The Iranian Mehr News Agency reported on Wednesday that a quadcopter was used in the attempt to sabotage a building at the AEO, but failed and was eventually shot down.
Earlier in the day, the Iranian ILNA news agency reported that a drone attack targeted the Barakat Pharmaceutical Industries complex in Karaj, which is developing a coronavirus vaccine, but subsequently removed the report from their website.
ILNA editor Fatemeh Mahdiani tweeted that the report was removed after a security agency called the news agency and informed them that the target was the AEO building located next to the Barakat complex, and that no damage had been caused.

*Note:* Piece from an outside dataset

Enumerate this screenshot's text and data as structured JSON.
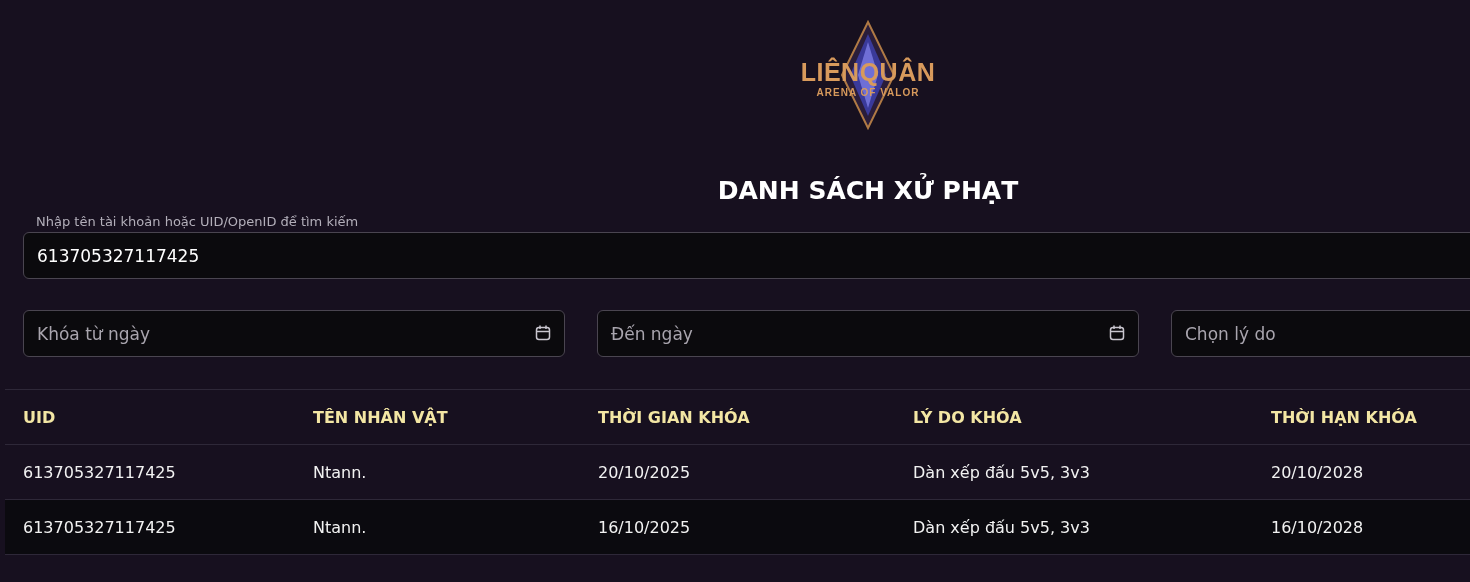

A person familiar with the attack told the Times that the attack was carried out by a quadcopter that appeared to have taken off from within Iran, not far from the targeted site.
An informed source from the Khatam al-Anbia Joint Air Defense Base denied on Wednesday that the incident was a drone attack, telling Iranian media that it was likely an act of sabotage.
Despite Iranian claims on Wednesday, both in July 2020 and April 2021, the Islamic Republic initially lied to the global media in trying to downplay sabotage operations of key nuclear facilities at Natanz.
In both cases, Iranian officials initially claimed that the damage was minor and a routine accident.
These officials admitted that Iran’s centrifuge program for enriching uranium was massively set back only several days after the two Natanz incidents, when The Post and others reported the real full extent of the damage.
Both operations were attributed by foreign sources to the Mossad, which the Post was able to validate.
The update regarding the IAEO facility comes at a sensitive time for Tehran.
On one hand, the US, Iran and the world powers recently finished a sixth round of negotiations in Vienna to resolve the nuclear standoff, with no new meetings yet scheduled.
Leaks from all parties to the negotiations suggest that the sides could reach a deal between now and mid-August when a new Iranian administration takes power.
However, there are clearly still differences between them, and this latest incident could either undermine Iran’s negotiating position or undermine trust between the parties – regardless of who might be responsible.
In addition, Ebrahim Raisi was declared the winner of Iran’s presidential race on Saturday and he has been giving speeches and trying to project a powerful image on the world stage.
This latest incident could undermine his efforts to roll out his aura of strength – or could empower him to clean out political rivals from the outgoing administration.
The incident also comes just days after Iran’s Bushehr Nuclear Power Plant underwent an emergency shutdown.
The IAEO reported that a technical defect led to the power plant being temporarily shut down and disconnected from the national electricity grid, according to the Iranian Fars News Agency.
The organization stated that the plant would be reconnected to the electricity grid in a matter of days.
As of Tuesday, repairs at the Bushehr power plant were still ongoing.